Two gangsters and suspects in the murder case of Punjabi singer Sidhu Moose Wala were recently killed in an encounter by Punjab Police’s Anti-Gangster Task Force in a four-hour-long shootout.
Encounter killings or extrajudicial executions by the police often make headlines and have become increasingly familiar in India. In the last six years, pending cases of encounter killings have increased nearly five-fold. In 2016-17, 25 such cases were pending, which increased to 124 in 2021-22.
While India has seen a 15 per ent decline in encounter killing cases registered in the six years between 2016-17 and 2021-22 (till March 10, 2022), the cases shot up by 69.5 per cent in the last two years.

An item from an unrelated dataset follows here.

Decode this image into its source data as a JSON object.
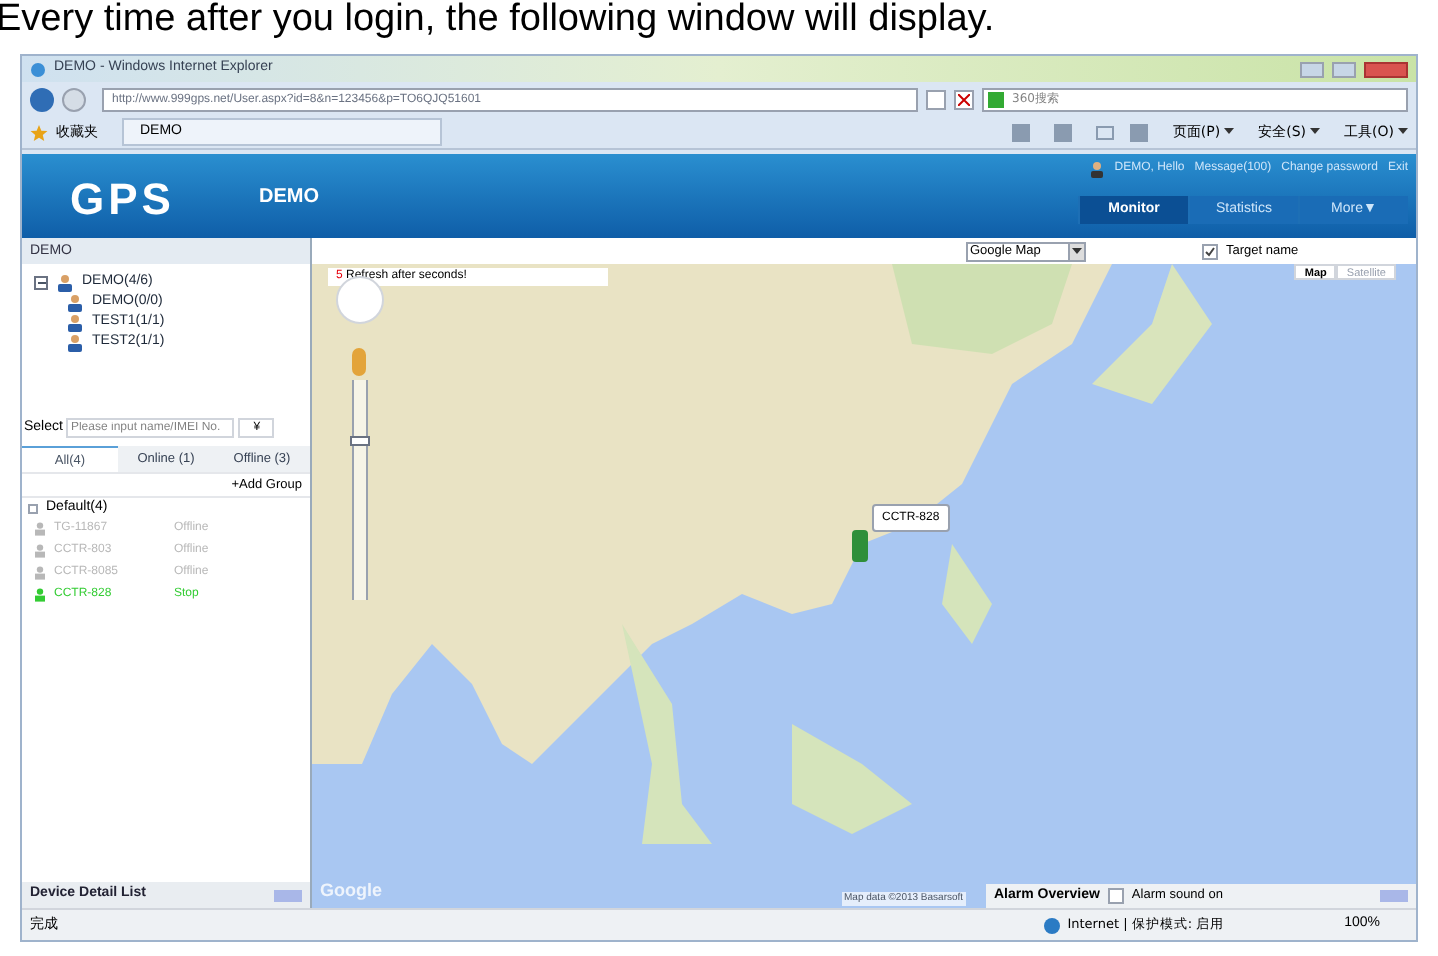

In all the six years, only once has the National Human Rights Commission (NHRC) recommended disciplinary action or prosecution regarding “death in police encounters”, according to Minister of State for Home Affairs Nityanand Rai in the Rajya Sabha in March 2022. Instead, the NHRC has recommended a total compensation of Rs 7.16 crore in the last six years.
India has registered 813 cases of encounter killings in the last six years, which means one such case has been registered almost every three days since April 2016 in the country. While there was a significant drop in these cases during the peak of the Covid-19 pandemic (from 112 in 2019-20 to 82 in 2020-21), there was a 69.5 per cent spike the next year with 139 cases. In the six years since April 2016, Chhattisgarh recorded the most extrajudicial killing cases (259), followed by Uttar Pradesh (110) and Assam (79).